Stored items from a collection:
******

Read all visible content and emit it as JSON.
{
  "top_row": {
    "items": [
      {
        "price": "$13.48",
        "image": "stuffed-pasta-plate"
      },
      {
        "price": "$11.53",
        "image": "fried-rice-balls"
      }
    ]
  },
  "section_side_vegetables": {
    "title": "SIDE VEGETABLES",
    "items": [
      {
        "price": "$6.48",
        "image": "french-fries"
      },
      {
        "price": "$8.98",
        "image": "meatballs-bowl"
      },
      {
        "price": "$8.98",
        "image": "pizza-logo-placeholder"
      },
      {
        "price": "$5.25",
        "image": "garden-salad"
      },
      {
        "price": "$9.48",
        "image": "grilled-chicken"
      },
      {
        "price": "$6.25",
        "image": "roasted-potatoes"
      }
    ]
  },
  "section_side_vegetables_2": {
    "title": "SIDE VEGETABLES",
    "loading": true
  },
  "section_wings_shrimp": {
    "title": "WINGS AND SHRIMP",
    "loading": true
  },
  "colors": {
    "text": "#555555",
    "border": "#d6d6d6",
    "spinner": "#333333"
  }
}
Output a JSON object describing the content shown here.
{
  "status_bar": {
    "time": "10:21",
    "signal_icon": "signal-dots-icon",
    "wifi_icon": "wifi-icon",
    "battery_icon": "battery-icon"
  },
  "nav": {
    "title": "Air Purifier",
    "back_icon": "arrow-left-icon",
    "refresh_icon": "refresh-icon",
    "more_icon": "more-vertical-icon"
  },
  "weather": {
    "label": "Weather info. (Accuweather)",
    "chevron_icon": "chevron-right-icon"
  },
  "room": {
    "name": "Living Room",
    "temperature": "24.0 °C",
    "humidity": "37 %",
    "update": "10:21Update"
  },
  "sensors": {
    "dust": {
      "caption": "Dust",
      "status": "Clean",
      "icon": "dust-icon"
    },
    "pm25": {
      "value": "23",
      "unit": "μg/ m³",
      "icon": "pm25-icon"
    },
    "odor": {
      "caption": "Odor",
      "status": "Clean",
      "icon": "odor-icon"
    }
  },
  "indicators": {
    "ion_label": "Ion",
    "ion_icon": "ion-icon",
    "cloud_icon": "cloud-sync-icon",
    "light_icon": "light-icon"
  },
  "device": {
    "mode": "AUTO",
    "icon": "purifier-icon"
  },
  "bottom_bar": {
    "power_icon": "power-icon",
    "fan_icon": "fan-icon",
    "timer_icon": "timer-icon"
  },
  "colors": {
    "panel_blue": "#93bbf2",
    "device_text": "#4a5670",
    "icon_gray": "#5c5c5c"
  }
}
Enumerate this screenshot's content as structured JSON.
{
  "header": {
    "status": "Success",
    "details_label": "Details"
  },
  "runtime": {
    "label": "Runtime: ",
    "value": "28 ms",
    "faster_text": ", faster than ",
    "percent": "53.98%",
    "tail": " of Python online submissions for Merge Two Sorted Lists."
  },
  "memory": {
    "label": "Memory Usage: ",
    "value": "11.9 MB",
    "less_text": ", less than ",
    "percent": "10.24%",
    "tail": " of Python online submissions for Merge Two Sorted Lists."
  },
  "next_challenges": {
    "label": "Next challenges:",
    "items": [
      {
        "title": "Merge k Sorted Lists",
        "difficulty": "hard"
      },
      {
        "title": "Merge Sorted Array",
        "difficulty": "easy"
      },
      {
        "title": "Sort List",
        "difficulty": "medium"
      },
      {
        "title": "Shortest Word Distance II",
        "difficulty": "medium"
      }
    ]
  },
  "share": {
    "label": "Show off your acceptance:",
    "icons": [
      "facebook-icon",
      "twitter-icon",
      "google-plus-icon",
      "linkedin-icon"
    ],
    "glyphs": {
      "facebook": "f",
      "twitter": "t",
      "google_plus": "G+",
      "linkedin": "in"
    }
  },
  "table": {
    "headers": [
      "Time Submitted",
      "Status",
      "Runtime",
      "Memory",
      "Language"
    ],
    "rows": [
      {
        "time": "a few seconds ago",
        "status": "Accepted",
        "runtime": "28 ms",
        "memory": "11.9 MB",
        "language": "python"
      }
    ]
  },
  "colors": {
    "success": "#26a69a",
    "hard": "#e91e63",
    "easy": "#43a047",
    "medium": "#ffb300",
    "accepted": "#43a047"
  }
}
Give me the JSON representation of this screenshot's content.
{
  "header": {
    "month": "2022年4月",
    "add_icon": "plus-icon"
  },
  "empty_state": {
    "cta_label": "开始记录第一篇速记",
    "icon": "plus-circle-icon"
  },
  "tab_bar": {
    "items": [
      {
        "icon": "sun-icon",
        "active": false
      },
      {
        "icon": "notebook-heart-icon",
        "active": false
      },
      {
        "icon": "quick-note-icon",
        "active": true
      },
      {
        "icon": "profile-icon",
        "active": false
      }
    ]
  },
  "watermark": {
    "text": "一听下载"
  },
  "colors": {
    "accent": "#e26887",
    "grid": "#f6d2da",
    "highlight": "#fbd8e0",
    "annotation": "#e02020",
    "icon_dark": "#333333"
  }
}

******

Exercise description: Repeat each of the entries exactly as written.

Answer:
Read all visible content and emit it as JSON.
{
  "top_row": {
    "items": [
      {
        "price": "$13.48",
        "image": "stuffed-pasta-plate"
      },
      {
        "price": "$11.53",
        "image": "fried-rice-balls"
      }
    ]
  },
  "section_side_vegetables": {
    "title": "SIDE VEGETABLES",
    "items": [
      {
        "price": "$6.48",
        "image": "french-fries"
      },
      {
        "price": "$8.98",
        "image": "meatballs-bowl"
      },
      {
        "price": "$8.98",
        "image": "pizza-logo-placeholder"
      },
      {
        "price": "$5.25",
        "image": "garden-salad"
      },
      {
        "price": "$9.48",
        "image": "grilled-chicken"
      },
      {
        "price": "$6.25",
        "image": "roasted-potatoes"
      }
    ]
  },
  "section_side_vegetables_2": {
    "title": "SIDE VEGETABLES",
    "loading": true
  },
  "section_wings_shrimp": {
    "title": "WINGS AND SHRIMP",
    "loading": true
  },
  "colors": {
    "text": "#555555",
    "border": "#d6d6d6",
    "spinner": "#333333"
  }
}
Output a JSON object describing the content shown here.
{
  "status_bar": {
    "time": "10:21",
    "signal_icon": "signal-dots-icon",
    "wifi_icon": "wifi-icon",
    "battery_icon": "battery-icon"
  },
  "nav": {
    "title": "Air Purifier",
    "back_icon": "arrow-left-icon",
    "refresh_icon": "refresh-icon",
    "more_icon": "more-vertical-icon"
  },
  "weather": {
    "label": "Weather info. (Accuweather)",
    "chevron_icon": "chevron-right-icon"
  },
  "room": {
    "name": "Living Room",
    "temperature": "24.0 °C",
    "humidity": "37 %",
    "update": "10:21Update"
  },
  "sensors": {
    "dust": {
      "caption": "Dust",
      "status": "Clean",
      "icon": "dust-icon"
    },
    "pm25": {
      "value": "23",
      "unit": "μg/ m³",
      "icon": "pm25-icon"
    },
    "odor": {
      "caption": "Odor",
      "status": "Clean",
      "icon": "odor-icon"
    }
  },
  "indicators": {
    "ion_label": "Ion",
    "ion_icon": "ion-icon",
    "cloud_icon": "cloud-sync-icon",
    "light_icon": "light-icon"
  },
  "device": {
    "mode": "AUTO",
    "icon": "purifier-icon"
  },
  "bottom_bar": {
    "power_icon": "power-icon",
    "fan_icon": "fan-icon",
    "timer_icon": "timer-icon"
  },
  "colors": {
    "panel_blue": "#93bbf2",
    "device_text": "#4a5670",
    "icon_gray": "#5c5c5c"
  }
}
Enumerate this screenshot's content as structured JSON.
{
  "header": {
    "status": "Success",
    "details_label": "Details"
  },
  "runtime": {
    "label": "Runtime: ",
    "value": "28 ms",
    "faster_text": ", faster than ",
    "percent": "53.98%",
    "tail": " of Python online submissions for Merge Two Sorted Lists."
  },
  "memory": {
    "label": "Memory Usage: ",
    "value": "11.9 MB",
    "less_text": ", less than ",
    "percent": "10.24%",
    "tail": " of Python online submissions for Merge Two Sorted Lists."
  },
  "next_challenges": {
    "label": "Next challenges:",
    "items": [
      {
        "title": "Merge k Sorted Lists",
        "difficulty": "hard"
      },
      {
        "title": "Merge Sorted Array",
        "difficulty": "easy"
      },
      {
        "title": "Sort List",
        "difficulty": "medium"
      },
      {
        "title": "Shortest Word Distance II",
        "difficulty": "medium"
      }
    ]
  },
  "share": {
    "label": "Show off your acceptance:",
    "icons": [
      "facebook-icon",
      "twitter-icon",
      "google-plus-icon",
      "linkedin-icon"
    ],
    "glyphs": {
      "facebook": "f",
      "twitter": "t",
      "google_plus": "G+",
      "linkedin": "in"
    }
  },
  "table": {
    "headers": [
      "Time Submitted",
      "Status",
      "Runtime",
      "Memory",
      "Language"
    ],
    "rows": [
      {
        "time": "a few seconds ago",
        "status": "Accepted",
        "runtime": "28 ms",
        "memory": "11.9 MB",
        "language": "python"
      }
    ]
  },
  "colors": {
    "success": "#26a69a",
    "hard": "#e91e63",
    "easy": "#43a047",
    "medium": "#ffb300",
    "accepted": "#43a047"
  }
}
Give me the JSON representation of this screenshot's content.
{
  "header": {
    "month": "2022年4月",
    "add_icon": "plus-icon"
  },
  "empty_state": {
    "cta_label": "开始记录第一篇速记",
    "icon": "plus-circle-icon"
  },
  "tab_bar": {
    "items": [
      {
        "icon": "sun-icon",
        "active": false
      },
      {
        "icon": "notebook-heart-icon",
        "active": false
      },
      {
        "icon": "quick-note-icon",
        "active": true
      },
      {
        "icon": "profile-icon",
        "active": false
      }
    ]
  },
  "watermark": {
    "text": "一听下载"
  },
  "colors": {
    "accent": "#e26887",
    "grid": "#f6d2da",
    "highlight": "#fbd8e0",
    "annotation": "#e02020",
    "icon_dark": "#333333"
  }
}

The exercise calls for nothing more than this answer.